It is worth to emphasize that IR thermography provides relatively high reproducibility and low-cost diagnosis opportunity compared to other state-of-the-art imaging methods such as computed tomography, ultrasound and magnetic resonance imaging. An additional advantage of thermal imaging is a noninvasive nature and safety of measurement that can lead to practical implementation in personalized diagnosis, when supported by automatic computer processing. It should be borne in mind, however, that in order to obtain reliable results the patient must be appropriately prepared for such diagnostic imaging following recommendations made by regulatory authority (e.g., [28, 41]). Observation of thermal changes can lead to personalized, early stage intervention which will prevent or delay the occurrence of cellulite and significantly help dermatologists and cosmetologists to monitor the effects of anti-cellulite therapy.

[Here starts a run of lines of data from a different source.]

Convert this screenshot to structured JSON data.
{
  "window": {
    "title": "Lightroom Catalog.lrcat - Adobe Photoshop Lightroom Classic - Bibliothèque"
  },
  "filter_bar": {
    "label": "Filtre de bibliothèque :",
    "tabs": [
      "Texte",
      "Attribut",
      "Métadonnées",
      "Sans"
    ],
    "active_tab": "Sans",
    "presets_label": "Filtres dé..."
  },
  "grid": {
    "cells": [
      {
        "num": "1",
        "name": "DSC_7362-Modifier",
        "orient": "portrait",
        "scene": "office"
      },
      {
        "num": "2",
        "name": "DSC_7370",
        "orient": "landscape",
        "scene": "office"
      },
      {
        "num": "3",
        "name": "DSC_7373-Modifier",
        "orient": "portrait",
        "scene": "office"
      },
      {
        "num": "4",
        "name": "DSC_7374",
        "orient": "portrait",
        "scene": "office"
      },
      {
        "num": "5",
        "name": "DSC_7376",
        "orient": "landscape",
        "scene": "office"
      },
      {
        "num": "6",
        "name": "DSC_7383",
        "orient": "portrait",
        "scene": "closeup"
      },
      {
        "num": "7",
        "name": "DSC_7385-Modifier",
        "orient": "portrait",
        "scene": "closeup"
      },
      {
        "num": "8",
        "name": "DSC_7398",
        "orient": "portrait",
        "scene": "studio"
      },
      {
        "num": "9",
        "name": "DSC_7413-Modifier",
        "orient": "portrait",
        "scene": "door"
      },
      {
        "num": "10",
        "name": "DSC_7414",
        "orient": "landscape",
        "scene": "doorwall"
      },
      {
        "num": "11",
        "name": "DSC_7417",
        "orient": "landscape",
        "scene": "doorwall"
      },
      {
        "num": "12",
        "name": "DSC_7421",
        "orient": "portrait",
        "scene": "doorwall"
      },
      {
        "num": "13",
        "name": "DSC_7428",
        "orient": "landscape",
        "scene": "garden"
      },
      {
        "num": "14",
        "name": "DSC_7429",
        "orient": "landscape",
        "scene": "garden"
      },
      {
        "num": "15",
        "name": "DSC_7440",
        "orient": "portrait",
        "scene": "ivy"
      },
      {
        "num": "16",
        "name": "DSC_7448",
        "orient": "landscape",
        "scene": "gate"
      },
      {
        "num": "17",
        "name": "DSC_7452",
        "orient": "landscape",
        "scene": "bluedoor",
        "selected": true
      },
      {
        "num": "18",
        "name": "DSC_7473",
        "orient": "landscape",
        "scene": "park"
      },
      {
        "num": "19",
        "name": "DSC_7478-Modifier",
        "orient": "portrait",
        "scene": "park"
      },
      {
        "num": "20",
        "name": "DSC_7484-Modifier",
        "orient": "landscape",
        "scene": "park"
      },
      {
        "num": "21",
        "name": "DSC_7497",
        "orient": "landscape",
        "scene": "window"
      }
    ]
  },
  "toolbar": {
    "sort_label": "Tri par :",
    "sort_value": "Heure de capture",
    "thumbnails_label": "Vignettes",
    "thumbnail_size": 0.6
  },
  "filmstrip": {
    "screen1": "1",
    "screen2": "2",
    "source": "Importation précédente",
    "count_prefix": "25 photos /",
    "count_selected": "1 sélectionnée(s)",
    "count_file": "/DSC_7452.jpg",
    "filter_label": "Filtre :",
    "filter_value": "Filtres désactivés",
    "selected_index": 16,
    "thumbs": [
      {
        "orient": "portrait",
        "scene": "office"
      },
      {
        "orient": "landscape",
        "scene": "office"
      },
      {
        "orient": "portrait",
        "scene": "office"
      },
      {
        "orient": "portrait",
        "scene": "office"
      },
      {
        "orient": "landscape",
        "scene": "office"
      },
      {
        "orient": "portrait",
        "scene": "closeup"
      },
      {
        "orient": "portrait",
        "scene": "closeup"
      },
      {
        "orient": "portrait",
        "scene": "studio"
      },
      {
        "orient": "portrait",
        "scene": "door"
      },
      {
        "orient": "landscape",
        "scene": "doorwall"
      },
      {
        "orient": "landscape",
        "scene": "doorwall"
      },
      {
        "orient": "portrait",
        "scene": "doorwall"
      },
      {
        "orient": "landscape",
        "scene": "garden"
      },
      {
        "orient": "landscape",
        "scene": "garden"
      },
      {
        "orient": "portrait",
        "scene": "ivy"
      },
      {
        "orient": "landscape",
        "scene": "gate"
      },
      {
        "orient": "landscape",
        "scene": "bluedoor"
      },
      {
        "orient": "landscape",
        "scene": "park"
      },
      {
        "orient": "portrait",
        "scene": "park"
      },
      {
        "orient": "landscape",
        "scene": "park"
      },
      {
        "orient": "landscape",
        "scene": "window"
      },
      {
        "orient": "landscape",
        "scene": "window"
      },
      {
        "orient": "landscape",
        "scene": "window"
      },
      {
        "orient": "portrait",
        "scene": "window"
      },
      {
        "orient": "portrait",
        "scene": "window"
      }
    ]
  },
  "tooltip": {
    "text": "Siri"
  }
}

We have shown the feasibility of IR thermography in accurately defining different stages of cellulites (> 97%). Women with diagnosed advanced cellulite have more asymmetrical and heterogeneous superficial temperature distribution seen as spots of different sizes and shapes on the thermal image. This can be successfully imaged and analyzed using parameters developed in the study based on some threshold values that have been assigned to distinguish different stages of cellulite. In addition to show the feasibility of IR thermography as a potential tool for personalized diagnosis of cellulite, our study also provides an image analysis protocol that can be extended to computer-aided thermal image analysis. The protocol will facilitate early and personalized monitoring of cellulite development and allow preventive intervention, thus improving women quality of life and self-esteem.